Biomass used in new oil field drilling fluid

• Baton Rouge

A team of LSU AgCenter researchers led by Qinglin Wu is developing drilling fluids that include a component made from nontoxic biomass materials.

The research is funded by a $346,000 grant from the U.S. Department of Agriculture Forest Service and the U.S. Endowment for Forestry and Communities and a $187,000 grant from the Louisiana Board of Regents through its Industrial Tie program and an oil service company.

Wu said the drilling fluid will consist of nanocellulose made from trees or other biomass material, such as sugarcane bagasse and straw. Fibers from trees and other biomass are made of tiny cellulose crystals with a diameter about 10,000 times smaller than the diameter of a human hair.

Combined chemical hydrolysis and mechanical shearing have been used to isolate these tiny crystals, generally known as nanocellulose (NC). This material is very stiff and lightweight, and it has eight times the tensile strength of steel.

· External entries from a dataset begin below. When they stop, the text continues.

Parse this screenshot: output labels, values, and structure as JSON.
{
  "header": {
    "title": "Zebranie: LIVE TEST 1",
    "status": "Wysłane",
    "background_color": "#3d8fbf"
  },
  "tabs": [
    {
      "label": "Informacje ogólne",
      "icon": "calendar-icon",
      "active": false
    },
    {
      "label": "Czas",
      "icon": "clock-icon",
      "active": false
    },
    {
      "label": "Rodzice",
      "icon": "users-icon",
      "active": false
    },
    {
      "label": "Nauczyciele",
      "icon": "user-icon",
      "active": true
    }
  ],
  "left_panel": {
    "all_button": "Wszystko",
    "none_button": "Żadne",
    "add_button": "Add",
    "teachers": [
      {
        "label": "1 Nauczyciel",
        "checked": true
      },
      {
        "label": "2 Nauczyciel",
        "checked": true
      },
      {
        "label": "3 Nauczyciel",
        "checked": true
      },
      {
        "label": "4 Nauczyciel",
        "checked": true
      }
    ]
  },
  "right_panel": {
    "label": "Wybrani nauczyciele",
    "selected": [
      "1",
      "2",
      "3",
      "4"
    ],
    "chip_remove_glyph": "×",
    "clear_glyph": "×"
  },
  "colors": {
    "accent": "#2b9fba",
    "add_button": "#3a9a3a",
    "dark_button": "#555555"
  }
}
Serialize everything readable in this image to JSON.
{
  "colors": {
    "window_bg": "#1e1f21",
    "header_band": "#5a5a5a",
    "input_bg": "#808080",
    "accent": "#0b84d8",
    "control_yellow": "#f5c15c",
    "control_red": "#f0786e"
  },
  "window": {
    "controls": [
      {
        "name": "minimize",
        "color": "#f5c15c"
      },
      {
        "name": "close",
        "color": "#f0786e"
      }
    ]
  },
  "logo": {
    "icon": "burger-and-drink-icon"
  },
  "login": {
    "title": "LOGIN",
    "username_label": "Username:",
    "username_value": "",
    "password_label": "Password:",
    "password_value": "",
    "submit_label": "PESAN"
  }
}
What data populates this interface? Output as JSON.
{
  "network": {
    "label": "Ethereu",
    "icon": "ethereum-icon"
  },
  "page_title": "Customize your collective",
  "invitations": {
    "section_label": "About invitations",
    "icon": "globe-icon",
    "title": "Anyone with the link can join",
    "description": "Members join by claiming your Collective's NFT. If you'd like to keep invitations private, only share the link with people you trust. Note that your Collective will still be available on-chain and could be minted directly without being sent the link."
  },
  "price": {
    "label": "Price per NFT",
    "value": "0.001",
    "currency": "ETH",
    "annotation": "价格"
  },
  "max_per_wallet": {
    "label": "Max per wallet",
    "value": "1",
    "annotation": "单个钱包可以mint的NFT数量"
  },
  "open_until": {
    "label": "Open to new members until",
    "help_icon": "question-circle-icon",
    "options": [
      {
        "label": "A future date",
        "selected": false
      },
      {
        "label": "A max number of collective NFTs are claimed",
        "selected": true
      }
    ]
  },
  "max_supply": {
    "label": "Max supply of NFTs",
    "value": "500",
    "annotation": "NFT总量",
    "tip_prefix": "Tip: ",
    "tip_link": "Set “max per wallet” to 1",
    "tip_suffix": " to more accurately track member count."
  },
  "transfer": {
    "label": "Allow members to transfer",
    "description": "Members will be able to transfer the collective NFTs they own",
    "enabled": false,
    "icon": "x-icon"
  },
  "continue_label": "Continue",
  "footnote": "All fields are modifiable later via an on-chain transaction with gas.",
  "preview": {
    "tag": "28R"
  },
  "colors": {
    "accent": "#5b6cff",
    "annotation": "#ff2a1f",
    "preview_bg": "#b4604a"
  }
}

"There is a need for developing a new generation of smart drilling fluids with key additives from abundant, inexpensive, sustainable and biodegradable materials that will feature more environmentally friendlier features," Wu said.

The drilling fluid is a critical component during oil and gas exploration, a multi-billion-dollar business in the U.S. The fluids assist in moving drill cuttings to the surface and help cool the drilling pipes and drilling bits. The fluid also reduces friction, which helps lower drag on the drill bits during drilling.

There are two main problems affecting the performance of drilling fluids that Wu and his team are attempting to overcome.

About 30 percent of the oil and gas produced globally occurs in fields made up of gypsum layers and salt rocks. Drilling through gypsum causes a deterioration in the performance of drilling fluids because of the chemical reaction caused by the high concentration of sodium and calcium ions.

The second obstacle is related to the high temperatures associated with drilling. In deep reservoirs, temperatures can reach as high as 300 degrees Fahrenheit, which reduce the effectiveness of the fluids.

Wu's team is using surface-modified NC material to combat both problems. Chemicals grafted on the surface of the tiny NC material attract salt ions in the fluid, preventing them from bonding to other key components of the fluid and eliminating their negative effect on fluid properties.

The cost of producing this drilling fluid is high because of the cost of NC material. "But the cost for making the needed NC material is coming down significantly as industry is building larger manufacturing plants," Wu said.

Besides being environmentally friendly, Wu said, the NC-based material has another advantage. "Because it is water-based, it can be mixed directly with water-based fluids. And it can also be used in oil well cement to improve the cement strength used during the cementing process of drilling operation," he said.

The NC-based material can be adjusted to accommodate the drilling situation and improve the performance of the fluid. The use of NC material can help control fluid properties such as viscosity, lower overall fluid solid content and improve solid carrying capacities of the fluid, Wu said.

An advantage for Louisiana is the state contains a high amount of the biomass needed to produce the NC additives. It has a robust forestry industry, and sugarcane is an important economic crop that produces a large amount of bagasse, the leftover plant material from sugarcane after it has been milled for cane juice used in sugar production.

Wu has done previous research related to oil and gas exploration. He was one of the lead developers of a lost-circulation control material called TigerBullets, which is also a wood-based material.

Major oil and oil service companies such as ExxonMobil, BP, Chevron and Schlumberger have added TigerBullets in their drilling operations, and it has been used in more than 400 wells throughout the world.